MLB canceled the remainder of spring training in both Arizona and Florida this past Thursday, also delaying the start of the March 26 regular season for two weeks. Since then, MLB has followed CDC guidelines, extending that delay into at least mid-May, and placing the entire season in jeopardy.
The cancellation of the last 10 days of spring training could cost the Arizona and Maricopa County in excess of $100 million if the Cactus League games don’t resume at some point this year.
Whether teams will be back to their training camps to get ready for whatever remains of the season is still a major question.
Hazen said he didn’t have that answer.
D-backs general manager Mike Hazen and manager Torey Lovullo have both addressed the media via … [+]
“I wish I was more knowledgeable about what it’s going to take, given whatever amount of down time there is, and where we are in the cycle of things when we’re able to resume,” Hazen said. “I don’t know how long it’s going to take. You know what all the variables are.
“Where’s a starting pitcher going to be at? How long’s that going to take? What a position player needs in terms of at bats to feel like we’re ready to go. And the driving factor around all of these is going to be health. What is in the best interest of all involved for the quality of the game and the health of our players?”
The D-backs and Rockies agreed in 2009 with the Salt River Pima-Maricopa Indian Community to break ground on the sprawling still start-of-the-art facility. The Indian Community funded what was then a $100 million development and began year-round operations of the ballpark, which seats about 12,000.

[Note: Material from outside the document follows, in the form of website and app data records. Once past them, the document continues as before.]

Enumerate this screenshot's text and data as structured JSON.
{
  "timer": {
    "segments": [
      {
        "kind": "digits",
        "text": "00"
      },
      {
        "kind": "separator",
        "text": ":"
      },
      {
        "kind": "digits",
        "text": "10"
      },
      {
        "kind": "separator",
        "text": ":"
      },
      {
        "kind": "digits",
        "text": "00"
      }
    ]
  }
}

The facility opened in time for the spring of 2011 as both teams relocated their spring games from Tucson, 90 miles to the south, putting all 15 teams within easy driving distance in the greater Phoenix area. They signed a 20-year lease.

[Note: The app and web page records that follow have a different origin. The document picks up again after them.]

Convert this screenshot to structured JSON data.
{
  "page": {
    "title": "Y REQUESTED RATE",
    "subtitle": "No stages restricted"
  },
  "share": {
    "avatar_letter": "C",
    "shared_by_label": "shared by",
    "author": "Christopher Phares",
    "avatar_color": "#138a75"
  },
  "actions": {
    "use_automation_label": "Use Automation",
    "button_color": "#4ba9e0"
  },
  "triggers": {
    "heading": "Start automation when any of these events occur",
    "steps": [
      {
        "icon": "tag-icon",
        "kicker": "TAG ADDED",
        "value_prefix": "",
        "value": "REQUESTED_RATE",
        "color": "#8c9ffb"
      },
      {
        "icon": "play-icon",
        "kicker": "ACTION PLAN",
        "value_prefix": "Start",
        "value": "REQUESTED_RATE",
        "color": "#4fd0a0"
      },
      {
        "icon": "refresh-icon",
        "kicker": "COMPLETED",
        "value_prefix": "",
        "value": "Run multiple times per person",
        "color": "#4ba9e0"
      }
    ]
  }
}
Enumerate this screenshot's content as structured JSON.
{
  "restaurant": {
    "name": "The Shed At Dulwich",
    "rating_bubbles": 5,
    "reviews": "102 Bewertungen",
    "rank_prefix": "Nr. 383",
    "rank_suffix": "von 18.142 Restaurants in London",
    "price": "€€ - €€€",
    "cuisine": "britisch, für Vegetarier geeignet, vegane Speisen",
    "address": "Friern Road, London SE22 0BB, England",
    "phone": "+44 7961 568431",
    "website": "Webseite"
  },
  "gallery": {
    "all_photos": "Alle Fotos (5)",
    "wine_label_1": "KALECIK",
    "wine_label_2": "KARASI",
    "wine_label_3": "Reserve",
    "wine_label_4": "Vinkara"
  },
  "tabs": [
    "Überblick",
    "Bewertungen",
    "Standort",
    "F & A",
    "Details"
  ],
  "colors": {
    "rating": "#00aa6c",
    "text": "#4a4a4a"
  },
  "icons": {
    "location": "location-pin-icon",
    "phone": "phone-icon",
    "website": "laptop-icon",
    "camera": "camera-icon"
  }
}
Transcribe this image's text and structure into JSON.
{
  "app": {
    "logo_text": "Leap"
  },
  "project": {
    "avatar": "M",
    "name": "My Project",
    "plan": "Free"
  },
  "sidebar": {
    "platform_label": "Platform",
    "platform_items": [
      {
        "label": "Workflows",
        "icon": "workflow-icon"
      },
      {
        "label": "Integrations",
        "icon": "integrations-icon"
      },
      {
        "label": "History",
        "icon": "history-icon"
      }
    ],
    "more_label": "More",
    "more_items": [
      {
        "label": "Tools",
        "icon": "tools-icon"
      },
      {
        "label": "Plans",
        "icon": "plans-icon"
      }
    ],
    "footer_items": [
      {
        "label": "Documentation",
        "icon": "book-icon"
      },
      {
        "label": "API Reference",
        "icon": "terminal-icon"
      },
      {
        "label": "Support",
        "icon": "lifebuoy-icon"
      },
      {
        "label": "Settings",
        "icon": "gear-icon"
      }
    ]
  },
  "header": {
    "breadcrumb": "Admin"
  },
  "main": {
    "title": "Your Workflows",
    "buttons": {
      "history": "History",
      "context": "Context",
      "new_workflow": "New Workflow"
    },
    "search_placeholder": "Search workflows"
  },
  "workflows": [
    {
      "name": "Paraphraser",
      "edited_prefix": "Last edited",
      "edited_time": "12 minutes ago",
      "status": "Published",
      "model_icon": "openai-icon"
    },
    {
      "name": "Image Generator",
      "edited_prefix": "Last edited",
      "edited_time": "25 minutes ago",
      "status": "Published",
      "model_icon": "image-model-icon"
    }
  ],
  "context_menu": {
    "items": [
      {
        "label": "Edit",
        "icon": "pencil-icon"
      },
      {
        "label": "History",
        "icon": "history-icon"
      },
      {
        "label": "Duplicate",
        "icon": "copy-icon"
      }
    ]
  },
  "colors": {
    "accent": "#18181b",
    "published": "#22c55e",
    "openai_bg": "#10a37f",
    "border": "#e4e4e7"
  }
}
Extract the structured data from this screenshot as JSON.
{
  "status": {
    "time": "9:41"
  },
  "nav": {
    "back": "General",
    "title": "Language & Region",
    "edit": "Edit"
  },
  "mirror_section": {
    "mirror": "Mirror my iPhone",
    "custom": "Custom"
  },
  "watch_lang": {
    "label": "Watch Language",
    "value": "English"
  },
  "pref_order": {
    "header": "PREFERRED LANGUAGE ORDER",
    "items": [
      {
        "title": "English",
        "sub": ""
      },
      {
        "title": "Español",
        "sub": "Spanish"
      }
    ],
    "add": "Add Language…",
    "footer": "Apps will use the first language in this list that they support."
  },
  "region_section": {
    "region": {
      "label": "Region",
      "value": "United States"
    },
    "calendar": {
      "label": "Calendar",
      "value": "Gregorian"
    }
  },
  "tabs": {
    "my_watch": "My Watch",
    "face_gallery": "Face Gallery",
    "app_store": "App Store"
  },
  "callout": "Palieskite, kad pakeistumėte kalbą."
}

The D-backs are in a unique position because many of their big-league players live in Maricopa County and have easy access to either the training complex or Chase Field, which has been the in-season home to the club since it expanded into the National League in 1998.
As all 30 teams have tried to work on logistics in the wake of the sport temporally closing down, the D-backs have been assembling their players in small groups to get them some work.
Locally, the New York Times reported Wednesday there are 27 coronavirus cases in Arizona, up from 18 two days ago. In the interim, the mayor of Phoenix has closed all bars and restaurants save for takeout food. Scottsdale, which is a separate city, has yet to follow suit.
“We are having players come in, but it’s all standard protocol in our return to play policy,” manager Torey Lovullo said in a conference call of his own Tuesday. “Everything is for injured players because their timeline is very important. Other than that, we’ve been having very small groups of four to five players come in.
“We are making sure there’s a lot of space between everybody and that the areas are cleaned up when they move on.”
Though the situation is incredibly fluid, at least for the D-backs it’ll be the same process now at Chase Field.
Until further notice.